A Clemson University turfgrass pathologist is this year’s recipient of the Fred V. Grau Turfgrass Science Award, the top academic award for a turfgrass faculty member.
After rain damaged it in the last two years, this looks to be a bumper year for the South Carolina cotton crop, just as a Clemson University economist predicted before planting even began.
Clemson University Cooperative Extension is organizing a series of daylong workshops throughout the state to help professional landscapers properly apply weed control and fertilizer.
Tiny, hungry and rapidly reproducing sugarcane aphids have made their annual migration to South Carolina to feast on grain sorghum, an agricultural commodity that had been gaining popularity.
Plants used for research at Clemson's Pee Dee Research and Education Center are retiring to new gardens and lawns now that their research days are over.
The Clemson University Cooperative Extension Service recognized 16 agents from across South Carolina for their dedication to helping farmers stricken by the historic flood of 2015. These agents, many of whom faced their own personal strife during the flood, responded immediately after the storm to help farmers assess damage and plan their recovery and spent the past year working with them to secure grant assistance.
Hundreds of farmers, exhibitors and scientists from the Southeast and across the United States attended the S.C. AgriBiz & Farm Expo at the Florence Civic Center on Jan. 11-12.
Southeast farmers can learn tips to maximize profitability on cotton and peanut crops at meetings planned by Clemson University Cooperative Extension Service this month. Clemson University scientists will share the latest research results on insect and weed management, precision agriculture, cotton breeding, variety trials and more.

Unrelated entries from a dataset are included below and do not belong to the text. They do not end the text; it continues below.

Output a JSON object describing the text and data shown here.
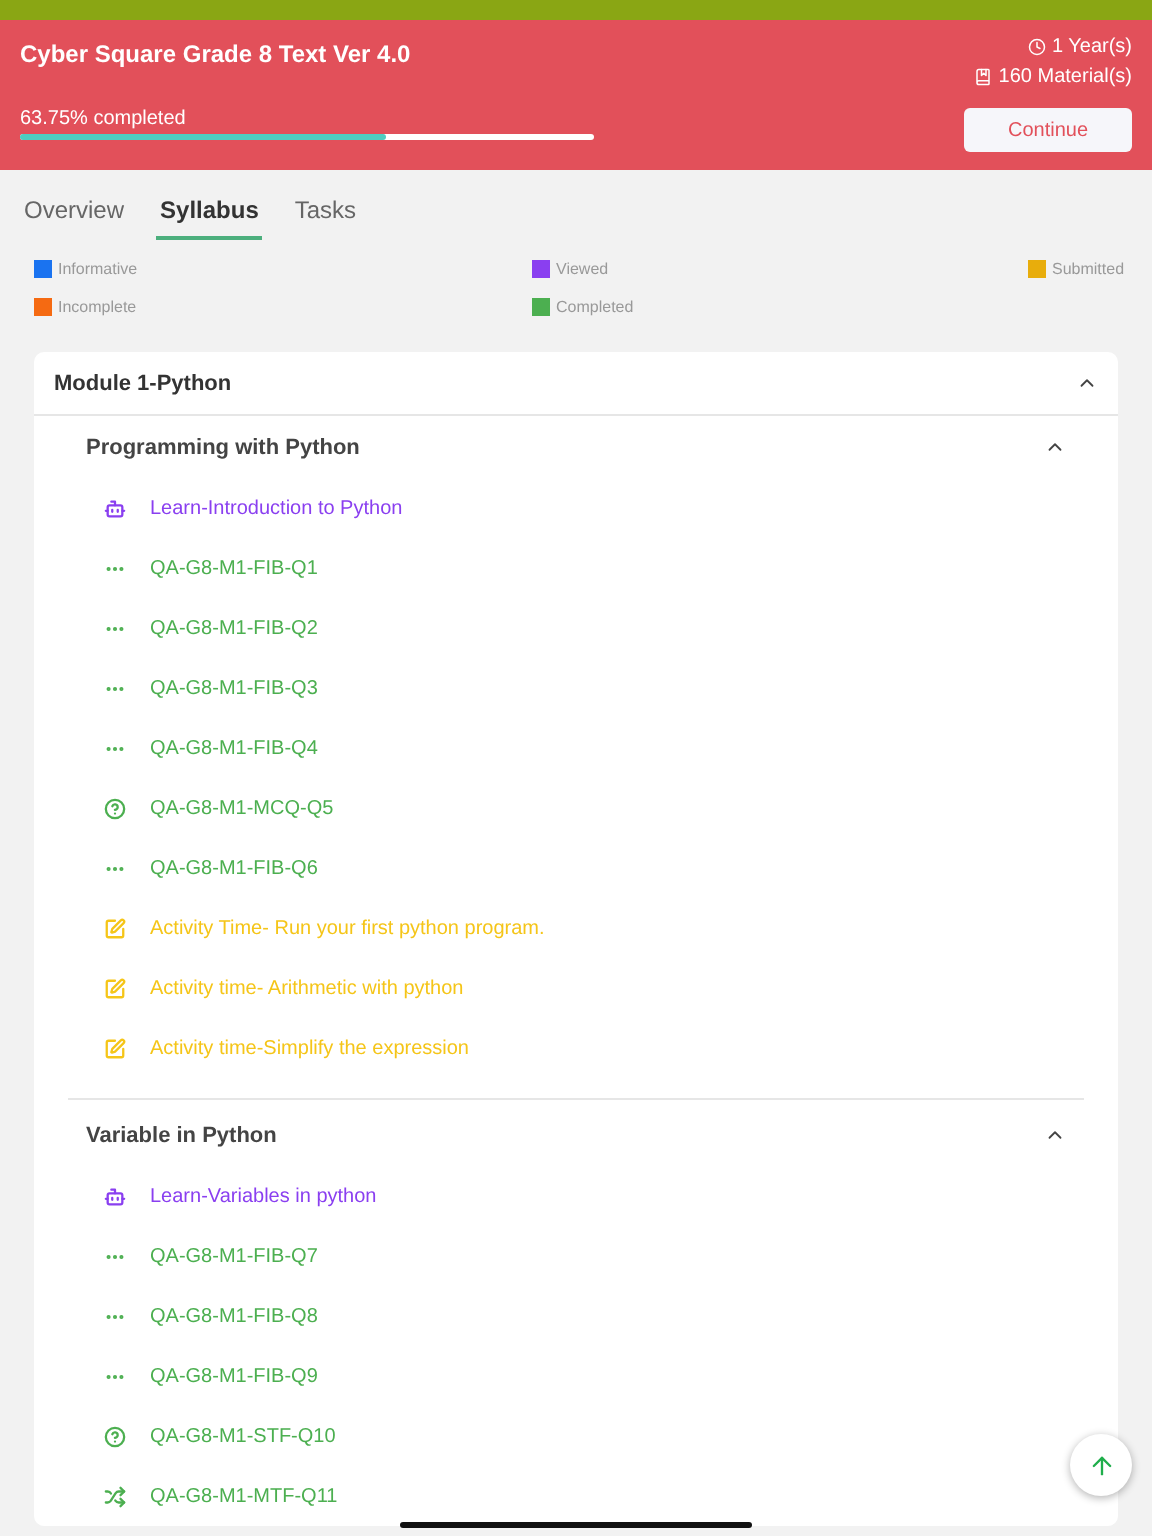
{
  "course": {
    "title": "Cyber Square Grade 8 Text Ver 4.0",
    "duration": "1 Year(s)",
    "materials": "160 Material(s)",
    "progress_text": "63.75% completed",
    "level": 0.6375,
    "continue_button": "Continue"
  },
  "tabs": [
    {
      "label": "Overview",
      "selected": false
    },
    {
      "label": "Syllabus",
      "selected": true
    },
    {
      "label": "Tasks",
      "selected": false
    }
  ],
  "legend": [
    {
      "label": "Informative",
      "color": "#1a73f0"
    },
    {
      "label": "Viewed",
      "color": "#8a3ff0"
    },
    {
      "label": "Submitted",
      "color": "#e8ad0c"
    },
    {
      "label": "Incomplete",
      "color": "#f56a12"
    },
    {
      "label": "Completed",
      "color": "#4caf50"
    }
  ],
  "module": {
    "title": "Module 1-Python",
    "expanded": true,
    "sections": [
      {
        "title": "Programming with Python",
        "expanded": true,
        "items": [
          {
            "kind": "learn",
            "label": "Learn-Introduction to Python",
            "color": "#8a3ff0"
          },
          {
            "kind": "fib",
            "label": "QA-G8-M1-FIB-Q1",
            "color": "#4caf50"
          },
          {
            "kind": "fib",
            "label": "QA-G8-M1-FIB-Q2",
            "color": "#4caf50"
          },
          {
            "kind": "fib",
            "label": "QA-G8-M1-FIB-Q3",
            "color": "#4caf50"
          },
          {
            "kind": "fib",
            "label": "QA-G8-M1-FIB-Q4",
            "color": "#4caf50"
          },
          {
            "kind": "question",
            "label": "QA-G8-M1-MCQ-Q5",
            "color": "#4caf50"
          },
          {
            "kind": "fib",
            "label": "QA-G8-M1-FIB-Q6",
            "color": "#4caf50"
          },
          {
            "kind": "activity",
            "label": "Activity Time- Run your first python program.",
            "color": "#f5c518"
          },
          {
            "kind": "activity",
            "label": "Activity time- Arithmetic with python",
            "color": "#f5c518"
          },
          {
            "kind": "activity",
            "label": "Activity time-Simplify the expression",
            "color": "#f5c518"
          }
        ]
      },
      {
        "title": "Variable in Python",
        "expanded": true,
        "items": [
          {
            "kind": "learn",
            "label": "Learn-Variables in python",
            "color": "#8a3ff0"
          },
          {
            "kind": "fib",
            "label": "QA-G8-M1-FIB-Q7",
            "color": "#4caf50"
          },
          {
            "kind": "fib",
            "label": "QA-G8-M1-FIB-Q8",
            "color": "#4caf50"
          },
          {
            "kind": "fib",
            "label": "QA-G8-M1-FIB-Q9",
            "color": "#4caf50"
          },
          {
            "kind": "question",
            "label": "QA-G8-M1-STF-Q10",
            "color": "#4caf50"
          },
          {
            "kind": "shuffle",
            "label": "QA-G8-M1-MTF-Q11",
            "color": "#4caf50"
          }
        ]
      }
    ]
  }
}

Massive, five-pound sweet potatoes being grown at the Clemson University Pee Dee Research and Education Center in Florence could give South Carolina farmers an edge in potato production for canneries.
Southern corn rust has been found in South Carolina and growers are advised to spray fungicides to protect yields.
The U.S. Environmental Protection Agency has allowed for the temporary use of Transform WG to control sugarcane aphids in South Carolina sorghum fields. The South Carolina Department of Pesticide Regulation at Clemson University requested the EPA approval as the tiny, tan-colored pests attacked in droves last year after first being found in South Carolina in 2014.
A Clemson University turfgrass pathologist is this year’s recipient for the Godley-Snell Award for Excellence in Agricultural Research.
A rare, invasive aphid has been found attacking wheat crops in Hampton County. This is the first documented case of the Sipha maydis aphid in South Carolina, said Francis Reay-Jones, an entomologist at the Clemson University Pee Dee Research and Education Center in Florence.
Bermudagrass stunt mites can cause thousands of dollars in damage to turfgrass on golf courses throughout the southern United States.
Just days before the majority of South Carolina’s cotton was about to be harvested, the historic October 2015 storm drenched most of the state with trillions of gallons of rainwater, ravaging a crop that had already been compromised by a severe summer drought and heat wave.